When I was a little girl, I asked my daddy for a pony. (His name was Coco the Wonder Horse and he provided us many, many hours of father-daughter bonding.) When I grew up, I asked my daddy for tickets to see the Aggies and the Longhorns play football on Thanksgiving Day for the last time. Since Texas A&M is moving to the SEC, this would be the last match up for years. Maybe forever. And since I fell in love with the Aggies when my daddy took me to this very game in 1991, I thought maybe he would have compassion on this old (but still oh-so-young) Ag.
And he did. Thank you, Daddy!
Curtis and I enjoyed a low key Thanksgiving lunch with our kids, my parents and grandparents before the two of us set out for College Station. We got there early and had time to walk around campus. We saw my old dorm on the south side - Krueger Hall.
We walked through the Commons. It looked exactly the same. Here's the hallway leading into Krueger. This is as far as we got.
This is the window to my old room. We were on the first floor facing Bizzell, right next to the stair well.
Then we met up with some friends from our church who had set up a Thanksgiving feast in the shadow of Kyle Field. They did it up right with long tables, centerpieces, candles, and all the traditional foods.
This maroon pumpkin is not very traditional, but there couldn't be any orange now, could there?
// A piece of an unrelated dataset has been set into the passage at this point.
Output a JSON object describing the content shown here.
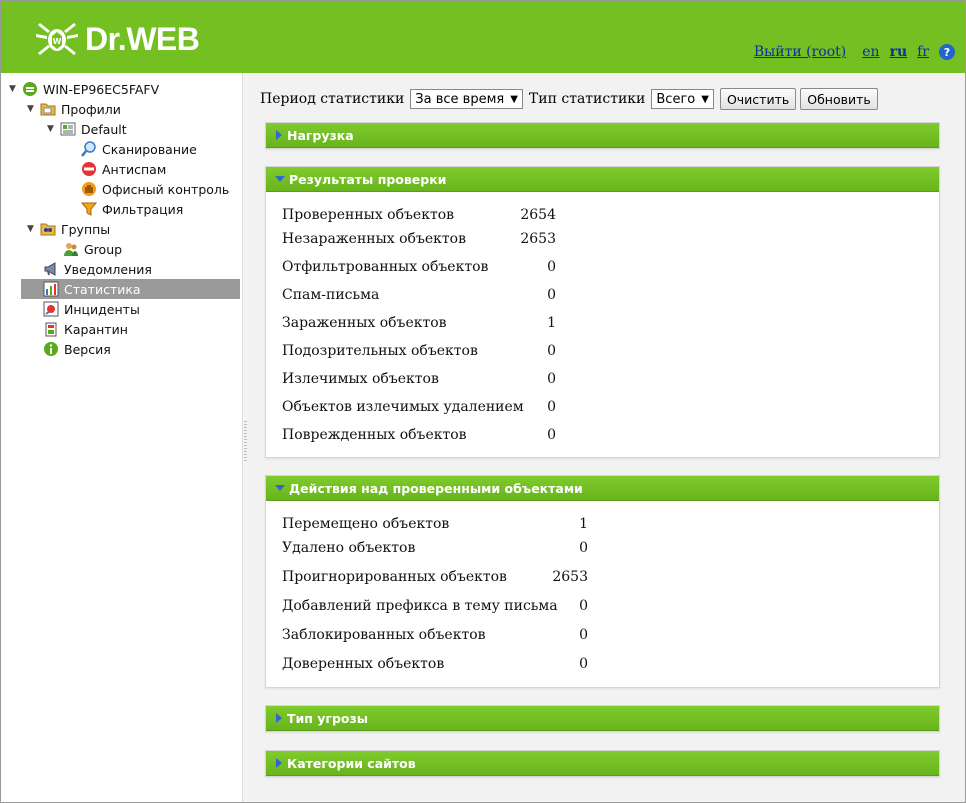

We watched the band and the Corps of Cadets march in. I took everything in, even the very powerful and pungent smell of the Parsons Mounted Cavalry. Then it was time for the game. We sat down low on the student side. The band was close by, the yell leaders were right in front of us, and it was perfection.
We sawed Varsity's horns off, stood as the 12th man, kissed when the Ags scored on the field, twirled our white towels in the air, and did all the yells. We gave a few horses' laughs to some bad calls.
The Horns gave a nice tribute to the rivalry by forming a "Thank you A&M" formation during half-time. The Ags did a traditional "sawed off horns" formation during their performance and got some flack for not "being classy." The Horns took the high road, people said. Well, the Aggies took neither the high road nor the low road, but the same road they've been on for 118 years. Aggies are nothing if not traditional.
A 118 year rivalry came down to the last 20 seconds of a football game and a field goal. The Aggies ran out of time and lost by two heartbreaking points. What is more heartbreaking is that these games are over.
Goodbye to Texas University
So long to the Orange and the White
Good luck to dear old Texas Aggies
They are the boys who show the real old fight...